Citation: Zhou Y, Meng Y, Ren Y, Liu Z and Li Z (2021) A Retrospective Survey of the Abortion Outbreak Event Caused by Brucellosis at a Blue Fox Breeding Farm in Heilongjiang Province, China. Front. Vet. Sci. 8:666254. doi: 10.3389/fvets.2021.666254
Received: 09 February 2021; Accepted: 06 April 2021;
Published: 15 June 2021.
Edited by:Anuwat Wiratsudakul, Mahidol University, Thailand
Reviewed by:Maryam Dadar, Razi Vaccine and Serum Research Institute, Iran
Kumaragurubaran Karthik, Tamil Nadu Veterinary and Animal Sciences University, India
Copyright © 2021 Zhou, Meng, Ren, Liu and Li. This is an open-access article distributed under the terms of the Creative Commons Attribution License (CC BY). The use, distribution or reproduction in other forums is permitted, provided the original author(s) and the copyright owner(s) are credited and that the original publication in this journal is cited, in accordance with accepted academic practice. No use, distribution or reproduction is permitted which does not comply with these terms.

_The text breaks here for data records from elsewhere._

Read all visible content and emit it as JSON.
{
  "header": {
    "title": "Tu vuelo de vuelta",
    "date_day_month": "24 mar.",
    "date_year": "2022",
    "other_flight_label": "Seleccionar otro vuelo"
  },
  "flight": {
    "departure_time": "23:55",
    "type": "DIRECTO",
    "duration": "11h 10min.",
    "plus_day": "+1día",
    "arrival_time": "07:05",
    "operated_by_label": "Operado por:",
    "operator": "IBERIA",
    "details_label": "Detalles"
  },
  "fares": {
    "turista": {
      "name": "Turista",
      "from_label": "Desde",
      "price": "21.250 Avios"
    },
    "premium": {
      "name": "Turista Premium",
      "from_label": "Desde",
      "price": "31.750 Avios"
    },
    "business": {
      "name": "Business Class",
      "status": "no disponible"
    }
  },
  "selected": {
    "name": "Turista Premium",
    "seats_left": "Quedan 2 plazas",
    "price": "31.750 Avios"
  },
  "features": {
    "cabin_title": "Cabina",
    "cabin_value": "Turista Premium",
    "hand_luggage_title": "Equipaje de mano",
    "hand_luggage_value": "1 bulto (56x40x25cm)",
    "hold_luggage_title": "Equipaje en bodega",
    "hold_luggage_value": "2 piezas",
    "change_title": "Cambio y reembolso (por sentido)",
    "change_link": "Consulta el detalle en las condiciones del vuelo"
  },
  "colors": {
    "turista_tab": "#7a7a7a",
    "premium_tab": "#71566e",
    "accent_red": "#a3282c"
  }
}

†These authors have contributed equally to this work